In addition to accounting software, Accpac can also provide CRM and HR solutions, said Lavery. “There will be some new financially-oriented products that create benchmarking statistics on a business that an accountant can use to monitor the health of their client’s business.”

Toronto-based accounting firm Grant Thornton LLP is beta-testing PASS and gauging potential interests from its customers, said Alain Dugas, senior manager of IT advisory services, based in Moncton, NB. “It gives us the opportunity to provide a gateway to our clients, and opens a door for us to incorporate value-added services.”

It also brings Grant Thornton a step closer to its clients, he said. “It allows us to be more proactive.”

From an IT perspective, said Dugas, “it saves us a heck of a lot of R&D costs on developing the front end and getting involved in a datacentre directly. The whole backbone is Accpac’s responsibility.”

And because the software is accessed via a Web browser, there is less desktop and maintenance required. “We would rather spend more time with the client doing business process improvement and tailoring the Accpac software to fit their business processes rather than dealing with technical issues.”

Lise Dellazizzo, an analyst with IDC Canada in Toronto, said as a software vendor, Accpac is well positioned to deliver the ASP model to customers. “They have the privilege of already being recognized,” she said. “Customers are getting the same applications and functionality.”

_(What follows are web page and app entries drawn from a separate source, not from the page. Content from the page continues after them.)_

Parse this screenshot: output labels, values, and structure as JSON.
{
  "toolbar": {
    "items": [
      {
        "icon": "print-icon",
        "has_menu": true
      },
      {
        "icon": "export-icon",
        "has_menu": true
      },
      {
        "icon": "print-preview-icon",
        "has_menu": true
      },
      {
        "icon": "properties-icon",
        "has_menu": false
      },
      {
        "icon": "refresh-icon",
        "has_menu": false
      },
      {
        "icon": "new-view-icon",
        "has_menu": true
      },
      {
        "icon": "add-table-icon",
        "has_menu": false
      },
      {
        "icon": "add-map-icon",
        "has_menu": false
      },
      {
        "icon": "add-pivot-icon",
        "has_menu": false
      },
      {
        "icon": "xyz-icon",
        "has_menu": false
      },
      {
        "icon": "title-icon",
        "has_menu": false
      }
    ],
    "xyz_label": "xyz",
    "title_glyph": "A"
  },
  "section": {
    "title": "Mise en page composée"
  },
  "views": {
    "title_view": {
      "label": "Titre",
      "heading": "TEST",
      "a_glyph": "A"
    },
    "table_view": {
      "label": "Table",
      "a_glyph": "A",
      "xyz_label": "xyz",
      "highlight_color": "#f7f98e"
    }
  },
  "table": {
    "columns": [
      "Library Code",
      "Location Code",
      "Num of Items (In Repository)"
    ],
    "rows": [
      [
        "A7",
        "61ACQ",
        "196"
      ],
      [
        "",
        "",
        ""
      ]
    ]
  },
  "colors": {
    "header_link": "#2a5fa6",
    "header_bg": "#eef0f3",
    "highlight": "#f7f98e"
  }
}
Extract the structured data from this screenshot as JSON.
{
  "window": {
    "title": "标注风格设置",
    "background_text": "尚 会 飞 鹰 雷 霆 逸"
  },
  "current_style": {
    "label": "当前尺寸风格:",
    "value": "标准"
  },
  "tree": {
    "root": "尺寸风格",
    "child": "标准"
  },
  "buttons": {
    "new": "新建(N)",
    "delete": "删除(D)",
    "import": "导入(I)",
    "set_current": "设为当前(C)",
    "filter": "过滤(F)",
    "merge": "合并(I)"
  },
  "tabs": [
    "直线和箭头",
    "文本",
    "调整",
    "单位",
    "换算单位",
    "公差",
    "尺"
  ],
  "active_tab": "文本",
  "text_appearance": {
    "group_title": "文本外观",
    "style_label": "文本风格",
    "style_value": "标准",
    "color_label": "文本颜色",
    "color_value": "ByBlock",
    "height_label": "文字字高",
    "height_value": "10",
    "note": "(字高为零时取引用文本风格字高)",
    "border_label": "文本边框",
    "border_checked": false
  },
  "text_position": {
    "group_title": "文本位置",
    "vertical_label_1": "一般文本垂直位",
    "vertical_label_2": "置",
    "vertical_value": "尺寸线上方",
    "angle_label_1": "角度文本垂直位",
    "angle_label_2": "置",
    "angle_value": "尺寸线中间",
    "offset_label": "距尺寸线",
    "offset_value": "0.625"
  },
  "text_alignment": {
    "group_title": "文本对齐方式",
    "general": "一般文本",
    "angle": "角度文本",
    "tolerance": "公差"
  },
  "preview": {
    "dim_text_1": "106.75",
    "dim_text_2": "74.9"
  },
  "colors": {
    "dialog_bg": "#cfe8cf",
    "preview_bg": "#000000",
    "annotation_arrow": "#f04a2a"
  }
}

Users will need to ensure the infrastructure that the solution will be deployed on can support the software delivery, said Dellazizzo. They also need to confirm who will support any issues with the applications — the vendor or the accounting firm.

“Other than that, Accpac has everything going for them,” she said. “If they know how to sell this they can be quite successful.”

Accpac’s timing is also appropriate, added Dellazizzo, given the current economic climate. “Budgets are tighter and you have to justify everything you buy.”

Would you recommend this article?


Thanks for taking the time to let us know what you think of this article!
We'd love to hear your opinion about this or any other story you read in our publication.

Jim Love, Chief Content Officer, IT World Canada

Featured Download

Gary Hilson
Gary Hilson
Gary Hilson is a Toronto-based freelance writer who has written thousands of words for print and pixel in publications across North America. His areas of interest and expertise include software, enterprise and networking technology, memory systems, green energy, sustainable transportation, and research and education. His articles have been published by EE Times, SolarEnergy.Net, Network Computing, InformationWeek, Computing Canada, Computer Dealer News, Toronto Business Times and the Ottawa Citizen, among others.

Featured Story

How the CTO can Maintain Cloud Momentum Across the Enterprise

Embracing cloud is easy for some individuals. But embedding widespread cloud adoption at the enterprise level is...

Related Tech News

Get ITBusiness Delivered

Our experienced team of journalists brings you engaging content targeted to IT professionals and line-of-business executives delivered directly to your inbox.

Featured Tech Jobs